Sea of Dreams, by Diana Maus
I am, evidently, curating my life. But the older I get, the less I imagine being able to revisit all the things I saved to look at when I am older. That is a paradox. Do I imagine I will forget my life? The momentous occasions? I was just cleaning house and found saved magazines and newspapers from George Harrison’s death.
I have two stored boxes of print mementos in a closet—Mt. St. Helens,
an earthquake in Hawaii the day after I arrived (having escaped the swarm of aftershocks here during the 94 quake), Hawaiian newspapers on 9/11 (we were in Oahu), and the last edition of the legendary Herald Express newspaper that my dad read every day. Am I afraid I won’t remember these events? Are they part of who I am? Why do we want to relive events anyway? Do they give us a chance to see who we are now? We calculate the distance between years and between us now and us then?
I wonder if my mom had lived if I would have let her remember things for me, at least until some typical midlife searching. Then I could have asked her about things, things that impacted my life. Maybe losing her so early made me both mother and daughter. Maybe losing her so early made me fear that anything can vanish suddenly—or explode. The world changes in a second. Maybe Mt. St. Helens and earthquakes and George Harrison’s death are just like mom’s death. Maybe they are mom’s death. Maybe I collect reminders of shock. Trauma. Disaster. Loss.
Maybe I was afraid I would forget her. I don’t remember the corporeal Helen. I remember Marleen as if she were in the room right now, but not mom. Mom is more of a cellular memory, part of me but not visible. She is a niggling physical sensation, a suggestion of someone. She is on the tip of my tongue.
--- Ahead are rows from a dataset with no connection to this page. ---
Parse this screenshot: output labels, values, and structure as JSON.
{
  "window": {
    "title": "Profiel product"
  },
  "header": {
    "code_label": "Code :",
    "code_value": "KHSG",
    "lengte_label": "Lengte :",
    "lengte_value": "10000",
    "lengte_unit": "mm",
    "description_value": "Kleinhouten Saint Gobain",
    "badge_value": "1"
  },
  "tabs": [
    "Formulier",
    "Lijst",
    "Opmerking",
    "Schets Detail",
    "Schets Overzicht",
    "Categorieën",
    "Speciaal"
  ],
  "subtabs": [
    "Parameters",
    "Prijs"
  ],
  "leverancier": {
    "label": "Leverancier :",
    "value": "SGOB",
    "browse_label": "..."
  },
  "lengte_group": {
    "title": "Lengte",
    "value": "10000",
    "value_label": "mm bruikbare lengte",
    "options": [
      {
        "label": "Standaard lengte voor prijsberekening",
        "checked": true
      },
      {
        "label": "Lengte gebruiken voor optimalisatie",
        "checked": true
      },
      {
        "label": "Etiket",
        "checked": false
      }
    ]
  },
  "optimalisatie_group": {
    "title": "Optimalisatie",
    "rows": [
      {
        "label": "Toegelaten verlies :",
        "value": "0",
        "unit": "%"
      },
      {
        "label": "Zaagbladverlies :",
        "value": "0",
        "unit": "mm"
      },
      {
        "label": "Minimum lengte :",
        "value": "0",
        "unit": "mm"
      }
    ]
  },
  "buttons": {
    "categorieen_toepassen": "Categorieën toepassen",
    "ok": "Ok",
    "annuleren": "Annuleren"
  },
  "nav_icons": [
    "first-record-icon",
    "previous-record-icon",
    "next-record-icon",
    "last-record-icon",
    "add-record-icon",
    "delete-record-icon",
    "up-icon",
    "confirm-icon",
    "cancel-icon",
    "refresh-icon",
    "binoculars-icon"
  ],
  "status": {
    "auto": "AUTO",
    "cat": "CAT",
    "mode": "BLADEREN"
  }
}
I threw away some old notes from Marleen’s ill days just before I wrote this. Notes I wrote when helping her find a psychologist to get her through chemo. I thought maybe I should let go of them since they can no longer help her. But they were my scribbled handwriting, written then, so they kind of are then. They kind of are her. I must be afraid I will forget her too.
Proof. I am saving proof… of what was, and what was lost.